- [INPUT DATA]:
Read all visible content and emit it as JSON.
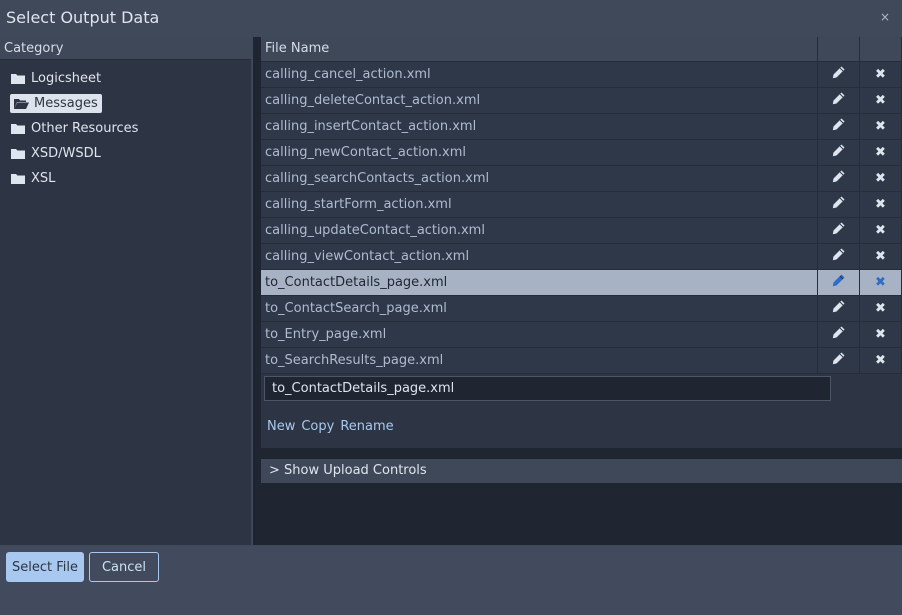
{
  "dialog": {
    "title": "Select Output Data",
    "close_icon": "×"
  },
  "category": {
    "header": "Category",
    "items": [
      {
        "label": "Logicsheet",
        "selected": false
      },
      {
        "label": "Messages",
        "selected": true
      },
      {
        "label": "Other Resources",
        "selected": false
      },
      {
        "label": "XSD/WSDL",
        "selected": false
      },
      {
        "label": "XSL",
        "selected": false
      }
    ]
  },
  "files": {
    "header": "File Name",
    "rows": [
      {
        "name": "calling_cancel_action.xml",
        "selected": false
      },
      {
        "name": "calling_deleteContact_action.xml",
        "selected": false
      },
      {
        "name": "calling_insertContact_action.xml",
        "selected": false
      },
      {
        "name": "calling_newContact_action.xml",
        "selected": false
      },
      {
        "name": "calling_searchContacts_action.xml",
        "selected": false
      },
      {
        "name": "calling_startForm_action.xml",
        "selected": false
      },
      {
        "name": "calling_updateContact_action.xml",
        "selected": false
      },
      {
        "name": "calling_viewContact_action.xml",
        "selected": false
      },
      {
        "name": "to_ContactDetails_page.xml",
        "selected": true
      },
      {
        "name": "to_ContactSearch_page.xml",
        "selected": false
      },
      {
        "name": "to_Entry_page.xml",
        "selected": false
      },
      {
        "name": "to_SearchResults_page.xml",
        "selected": false
      }
    ],
    "filename_value": "to_ContactDetails_page.xml",
    "actions": {
      "new": "New",
      "copy": "Copy",
      "rename": "Rename"
    },
    "upload_toggle": "> Show Upload Controls"
  },
  "footer": {
    "select_label": "Select File",
    "cancel_label": "Cancel"
  },
  "colors": {
    "accent": "#a9c8ef",
    "selected_row": "#a7b3c4",
    "delete_selected": "#2f6cc9"
  },
  "icons": {
    "folder": "folder-icon",
    "folder_open": "folder-open-icon",
    "edit": "pencil-icon",
    "delete": "delete-icon"
  }
}
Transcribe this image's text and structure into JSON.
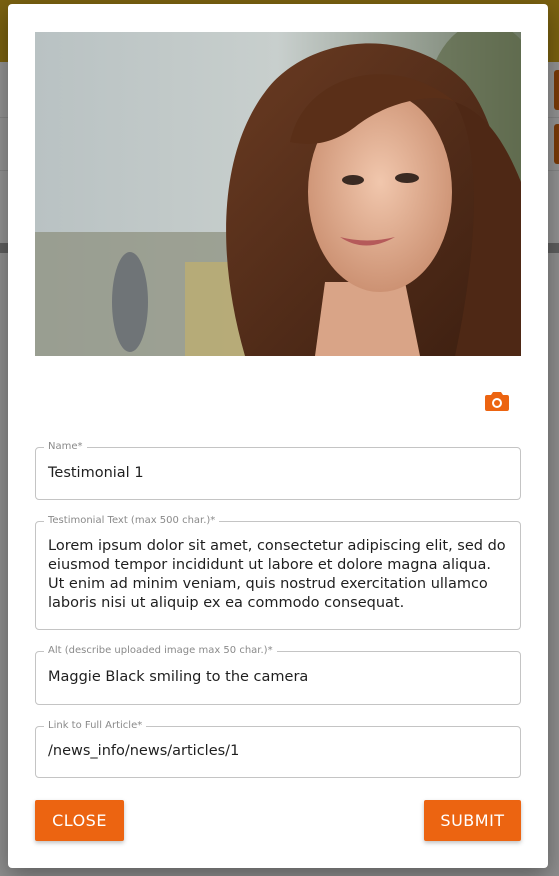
{
  "colors": {
    "accent": "#ec6411",
    "overlay": "#8f8f8f"
  },
  "modal": {
    "image_icon": "woman-portrait-photo",
    "camera_icon": "camera-icon",
    "fields": {
      "name": {
        "label": "Name*",
        "value": "Testimonial 1"
      },
      "testimonial": {
        "label": "Testimonial Text (max 500 char.)*",
        "value": "Lorem ipsum dolor sit amet, consectetur adipiscing elit, sed do eiusmod tempor incididunt ut labore et dolore magna aliqua. Ut enim ad minim veniam, quis nostrud exercitation ullamco laboris nisi ut aliquip ex ea commodo consequat."
      },
      "alt": {
        "label": "Alt (describe uploaded image max 50 char.)*",
        "value": "Maggie Black smiling to the camera"
      },
      "link": {
        "label": "Link to Full Article*",
        "value": "/news_info/news/articles/1"
      }
    },
    "buttons": {
      "close": "CLOSE",
      "submit": "SUBMIT"
    }
  }
}
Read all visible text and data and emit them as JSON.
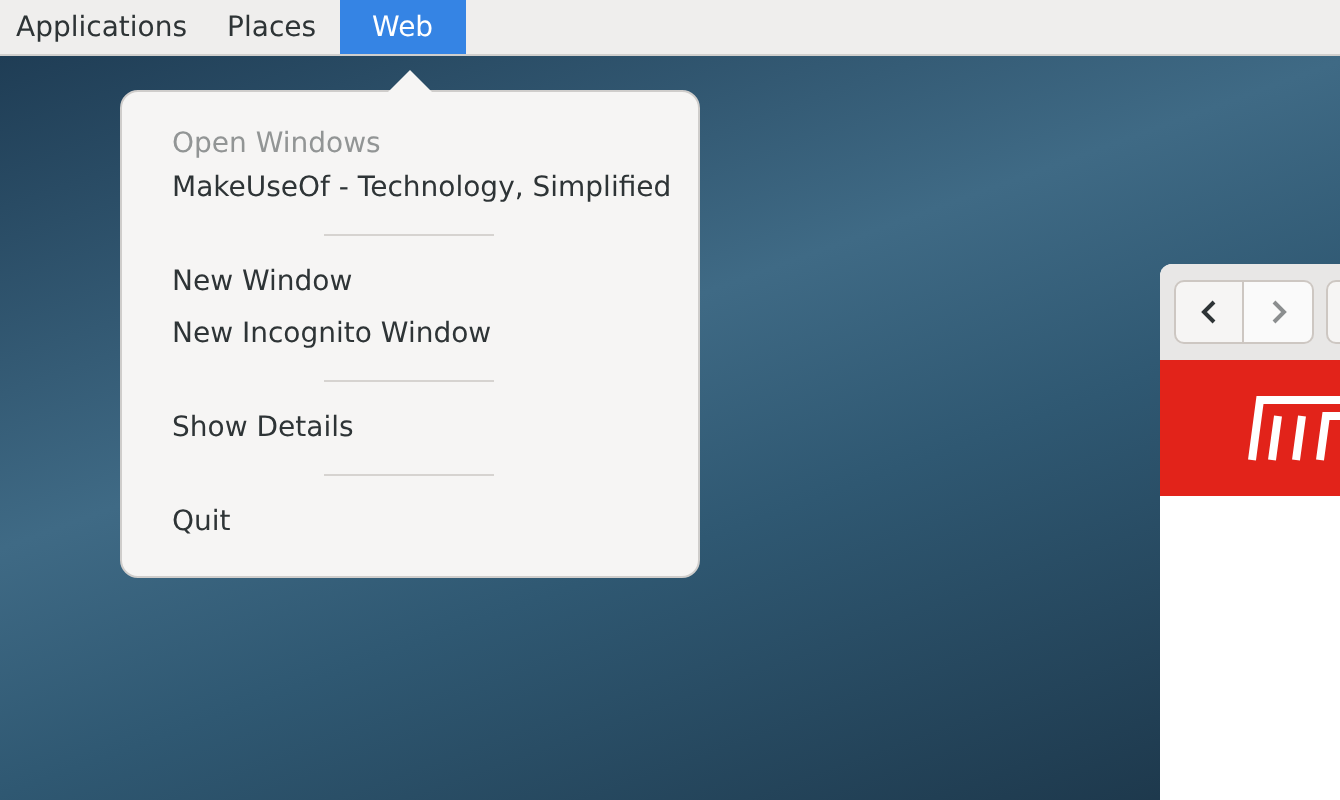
{
  "top_bar": {
    "menus": [
      {
        "label": "Applications",
        "selected": false
      },
      {
        "label": "Places",
        "selected": false
      },
      {
        "label": "Web",
        "selected": true
      }
    ]
  },
  "app_menu": {
    "items": [
      {
        "kind": "heading",
        "label": "Open Windows"
      },
      {
        "kind": "item",
        "label": "MakeUseOf - Technology, Simplified"
      },
      {
        "kind": "separator"
      },
      {
        "kind": "item",
        "label": "New Window"
      },
      {
        "kind": "item",
        "label": "New Incognito Window"
      },
      {
        "kind": "separator"
      },
      {
        "kind": "item",
        "label": "Show Details"
      },
      {
        "kind": "separator"
      },
      {
        "kind": "item",
        "label": "Quit"
      }
    ]
  }
}
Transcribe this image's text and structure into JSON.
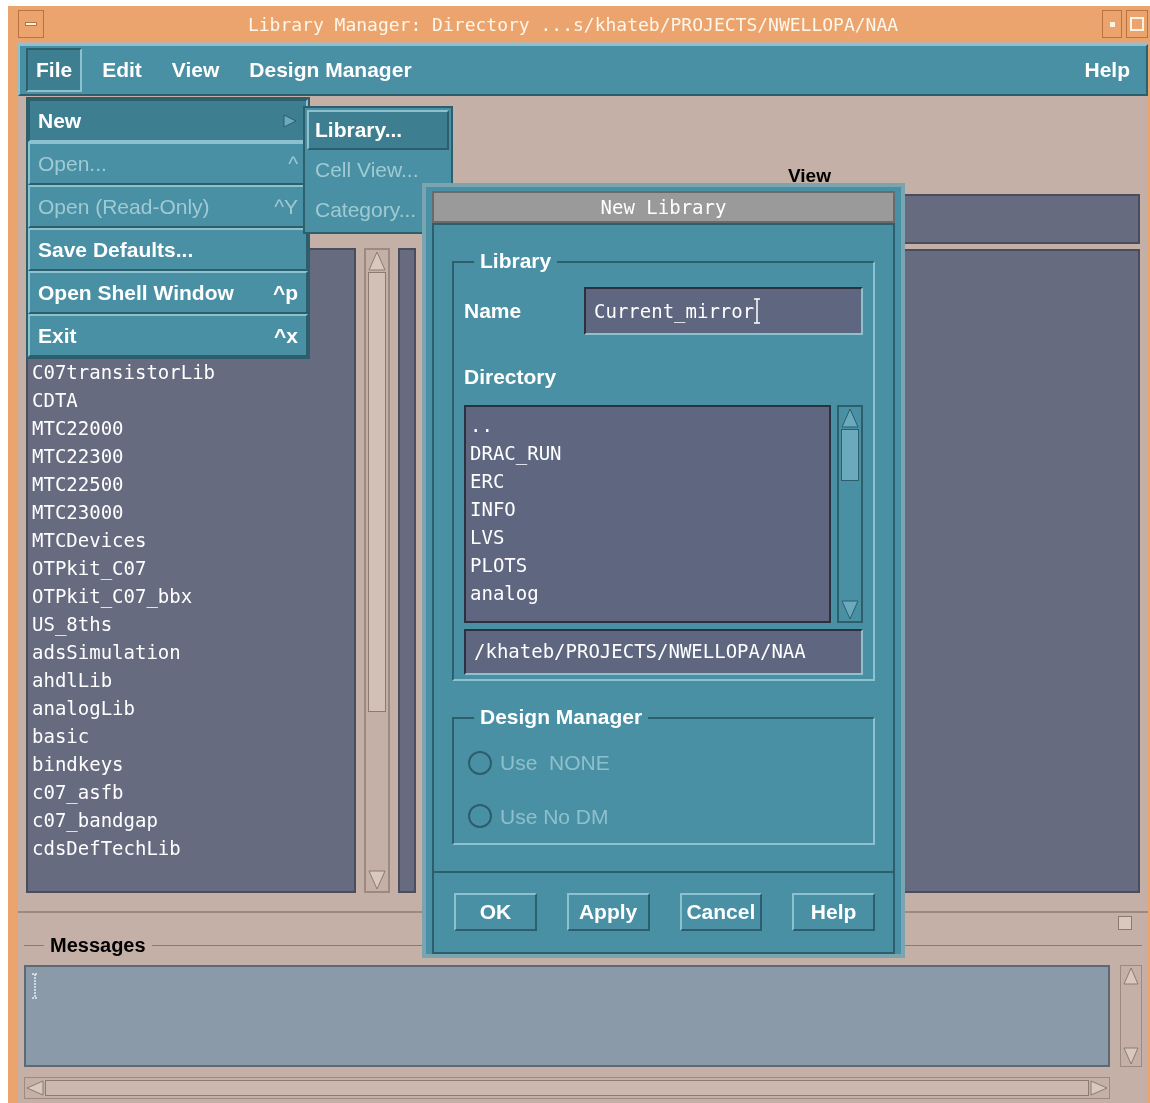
{
  "window": {
    "title": "Library Manager: Directory ...s/khateb/PROJECTS/NWELLOPA/NAA"
  },
  "menu_bar": [
    {
      "label": "File",
      "selected": true
    },
    {
      "label": "Edit",
      "selected": false
    },
    {
      "label": "View",
      "selected": false
    },
    {
      "label": "Design Manager",
      "selected": false
    },
    {
      "label": "Help",
      "selected": false
    }
  ],
  "file_menu": [
    {
      "label": "New",
      "kind": "submenu",
      "selected": true,
      "disabled": false
    },
    {
      "label": "Open...",
      "kind": "item",
      "shortcut": "^",
      "selected": false,
      "disabled": true
    },
    {
      "label": "Open (Read-Only)",
      "kind": "item",
      "shortcut": "^Y",
      "selected": false,
      "disabled": true
    },
    {
      "label": "Save Defaults...",
      "kind": "item",
      "selected": false,
      "disabled": false
    },
    {
      "label": "Open Shell Window",
      "kind": "item",
      "shortcut": "^p",
      "selected": false,
      "disabled": false
    },
    {
      "label": "Exit",
      "kind": "item",
      "shortcut": "^x",
      "selected": false,
      "disabled": false
    }
  ],
  "new_submenu": [
    {
      "label": "Library...",
      "selected": true,
      "disabled": false
    },
    {
      "label": "Cell View...",
      "selected": false,
      "disabled": true
    },
    {
      "label": "Category...",
      "selected": false,
      "disabled": true
    }
  ],
  "libraries": [
    "C07transistorLib",
    "CDTA",
    "MTC22000",
    "MTC22300",
    "MTC22500",
    "MTC23000",
    "MTCDevices",
    "OTPkit_C07",
    "OTPkit_C07_bbx",
    "US_8ths",
    "adsSimulation",
    "ahdlLib",
    "analogLib",
    "basic",
    "bindkeys",
    "c07_asfb",
    "c07_bandgap",
    "cdsDefTechLib"
  ],
  "view_column": {
    "label": "View"
  },
  "dialog": {
    "title": "New Library",
    "library_group": {
      "label": "Library",
      "name_label": "Name",
      "name_value": "Current_mirror",
      "directory_label": "Directory",
      "directories": [
        "..",
        "DRAC_RUN",
        "ERC",
        "INFO",
        "LVS",
        "PLOTS",
        "analog"
      ],
      "path": "/khateb/PROJECTS/NWELLOPA/NAA"
    },
    "design_manager": {
      "label": "Design Manager",
      "options": [
        {
          "label": "Use  NONE",
          "selected": false,
          "disabled": true
        },
        {
          "label": "Use No DM",
          "selected": false,
          "disabled": true
        }
      ]
    },
    "buttons": [
      "OK",
      "Apply",
      "Cancel",
      "Help"
    ]
  },
  "messages": {
    "label": "Messages"
  }
}
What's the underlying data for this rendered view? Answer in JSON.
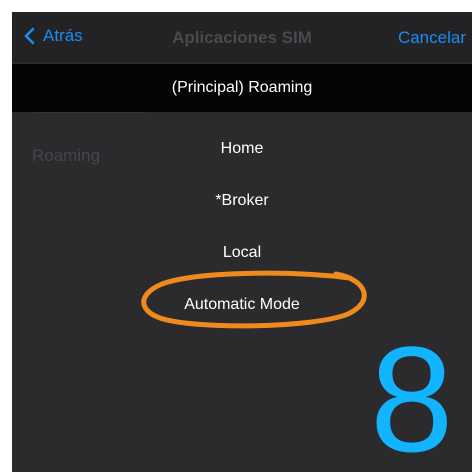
{
  "navbar": {
    "back_label": "Atrás",
    "title": "Aplicaciones SIM",
    "cancel_label": "Cancelar"
  },
  "background_list": {
    "row_label": "Roaming"
  },
  "picker": {
    "header": "(Principal) Roaming",
    "options": [
      "Home",
      "*Broker",
      "Local",
      "Automatic Mode"
    ],
    "highlighted_option": "Automatic Mode"
  },
  "annotation": {
    "step_number": "8",
    "circle_color": "#f08a1c",
    "number_color": "#12b4ff"
  },
  "colors": {
    "accent": "#1b8cf5"
  }
}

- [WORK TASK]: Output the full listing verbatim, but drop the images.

- [TASK ANSWER]:
Read all visible content and emit it as JSON.
{
  "dialog": {
    "title": "Select Output Data",
    "close_icon": "×"
  },
  "category": {
    "header": "Category",
    "items": [
      {
        "label": "Logicsheet",
        "selected": false
      },
      {
        "label": "Messages",
        "selected": true
      },
      {
        "label": "Other Resources",
        "selected": false
      },
      {
        "label": "XSD/WSDL",
        "selected": false
      },
      {
        "label": "XSL",
        "selected": false
      }
    ]
  },
  "files": {
    "header": "File Name",
    "rows": [
      {
        "name": "calling_cancel_action.xml",
        "selected": false
      },
      {
        "name": "calling_deleteContact_action.xml",
        "selected": false
      },
      {
        "name": "calling_insertContact_action.xml",
        "selected": false
      },
      {
        "name": "calling_newContact_action.xml",
        "selected": false
      },
      {
        "name": "calling_searchContacts_action.xml",
        "selected": false
      },
      {
        "name": "calling_startForm_action.xml",
        "selected": false
      },
      {
        "name": "calling_updateContact_action.xml",
        "selected": false
      },
      {
        "name": "calling_viewContact_action.xml",
        "selected": false
      },
      {
        "name": "to_ContactDetails_page.xml",
        "selected": true
      },
      {
        "name": "to_ContactSearch_page.xml",
        "selected": false
      },
      {
        "name": "to_Entry_page.xml",
        "selected": false
      },
      {
        "name": "to_SearchResults_page.xml",
        "selected": false
      }
    ],
    "filename_value": "to_ContactDetails_page.xml",
    "actions": {
      "new": "New",
      "copy": "Copy",
      "rename": "Rename"
    },
    "upload_toggle": "> Show Upload Controls"
  },
  "footer": {
    "select_label": "Select File",
    "cancel_label": "Cancel"
  },
  "colors": {
    "accent": "#a9c8ef",
    "selected_row": "#a7b3c4",
    "delete_selected": "#2f6cc9"
  },
  "icons": {
    "folder": "folder-icon",
    "folder_open": "folder-open-icon",
    "edit": "pencil-icon",
    "delete": "delete-icon"
  }
}
Transcribe this image's text and structure into JSON.
{
  "colors": {
    "accent": "#ec6411",
    "overlay": "#8f8f8f"
  },
  "modal": {
    "image_icon": "woman-portrait-photo",
    "camera_icon": "camera-icon",
    "fields": {
      "name": {
        "label": "Name*",
        "value": "Testimonial 1"
      },
      "testimonial": {
        "label": "Testimonial Text (max 500 char.)*",
        "value": "Lorem ipsum dolor sit amet, consectetur adipiscing elit, sed do eiusmod tempor incididunt ut labore et dolore magna aliqua. Ut enim ad minim veniam, quis nostrud exercitation ullamco laboris nisi ut aliquip ex ea commodo consequat."
      },
      "alt": {
        "label": "Alt (describe uploaded image max 50 char.)*",
        "value": "Maggie Black smiling to the camera"
      },
      "link": {
        "label": "Link to Full Article*",
        "value": "/news_info/news/articles/1"
      }
    },
    "buttons": {
      "close": "CLOSE",
      "submit": "SUBMIT"
    }
  }
}
Read all visible text and data and emit them as JSON.
{
  "top_bar": {
    "menus": [
      {
        "label": "Applications",
        "selected": false
      },
      {
        "label": "Places",
        "selected": false
      },
      {
        "label": "Web",
        "selected": true
      }
    ]
  },
  "app_menu": {
    "items": [
      {
        "kind": "heading",
        "label": "Open Windows"
      },
      {
        "kind": "item",
        "label": "MakeUseOf - Technology, Simplified"
      },
      {
        "kind": "separator"
      },
      {
        "kind": "item",
        "label": "New Window"
      },
      {
        "kind": "item",
        "label": "New Incognito Window"
      },
      {
        "kind": "separator"
      },
      {
        "kind": "item",
        "label": "Show Details"
      },
      {
        "kind": "separator"
      },
      {
        "kind": "item",
        "label": "Quit"
      }
    ]
  }
}
Transcribe this image's text and structure into JSON.
{
  "window": {
    "title": "Library Manager: Directory ...s/khateb/PROJECTS/NWELLOPA/NAA"
  },
  "menu_bar": [
    {
      "label": "File",
      "selected": true
    },
    {
      "label": "Edit",
      "selected": false
    },
    {
      "label": "View",
      "selected": false
    },
    {
      "label": "Design Manager",
      "selected": false
    },
    {
      "label": "Help",
      "selected": false
    }
  ],
  "file_menu": [
    {
      "label": "New",
      "kind": "submenu",
      "selected": true,
      "disabled": false
    },
    {
      "label": "Open...",
      "kind": "item",
      "shortcut": "^",
      "selected": false,
      "disabled": true
    },
    {
      "label": "Open (Read-Only)",
      "kind": "item",
      "shortcut": "^Y",
      "selected": false,
      "disabled": true
    },
    {
      "label": "Save Defaults...",
      "kind": "item",
      "selected": false,
      "disabled": false
    },
    {
      "label": "Open Shell Window",
      "kind": "item",
      "shortcut": "^p",
      "selected": false,
      "disabled": false
    },
    {
      "label": "Exit",
      "kind": "item",
      "shortcut": "^x",
      "selected": false,
      "disabled": false
    }
  ],
  "new_submenu": [
    {
      "label": "Library...",
      "selected": true,
      "disabled": false
    },
    {
      "label": "Cell View...",
      "selected": false,
      "disabled": true
    },
    {
      "label": "Category...",
      "selected": false,
      "disabled": true
    }
  ],
  "libraries": [
    "C07transistorLib",
    "CDTA",
    "MTC22000",
    "MTC22300",
    "MTC22500",
    "MTC23000",
    "MTCDevices",
    "OTPkit_C07",
    "OTPkit_C07_bbx",
    "US_8ths",
    "adsSimulation",
    "ahdlLib",
    "analogLib",
    "basic",
    "bindkeys",
    "c07_asfb",
    "c07_bandgap",
    "cdsDefTechLib"
  ],
  "view_column": {
    "label": "View"
  },
  "dialog": {
    "title": "New Library",
    "library_group": {
      "label": "Library",
      "name_label": "Name",
      "name_value": "Current_mirror",
      "directory_label": "Directory",
      "directories": [
        "..",
        "DRAC_RUN",
        "ERC",
        "INFO",
        "LVS",
        "PLOTS",
        "analog"
      ],
      "path": "/khateb/PROJECTS/NWELLOPA/NAA"
    },
    "design_manager": {
      "label": "Design Manager",
      "options": [
        {
          "label": "Use  NONE",
          "selected": false,
          "disabled": true
        },
        {
          "label": "Use No DM",
          "selected": false,
          "disabled": true
        }
      ]
    },
    "buttons": [
      "OK",
      "Apply",
      "Cancel",
      "Help"
    ]
  },
  "messages": {
    "label": "Messages"
  }
}
What's the underlying data for this rendered view? Answer in JSON.
{
  "navbar": {
    "back_label": "Atrás",
    "title": "Aplicaciones SIM",
    "cancel_label": "Cancelar"
  },
  "background_list": {
    "row_label": "Roaming"
  },
  "picker": {
    "header": "(Principal) Roaming",
    "options": [
      "Home",
      "*Broker",
      "Local",
      "Automatic Mode"
    ],
    "highlighted_option": "Automatic Mode"
  },
  "annotation": {
    "step_number": "8",
    "circle_color": "#f08a1c",
    "number_color": "#12b4ff"
  },
  "colors": {
    "accent": "#1b8cf5"
  }
}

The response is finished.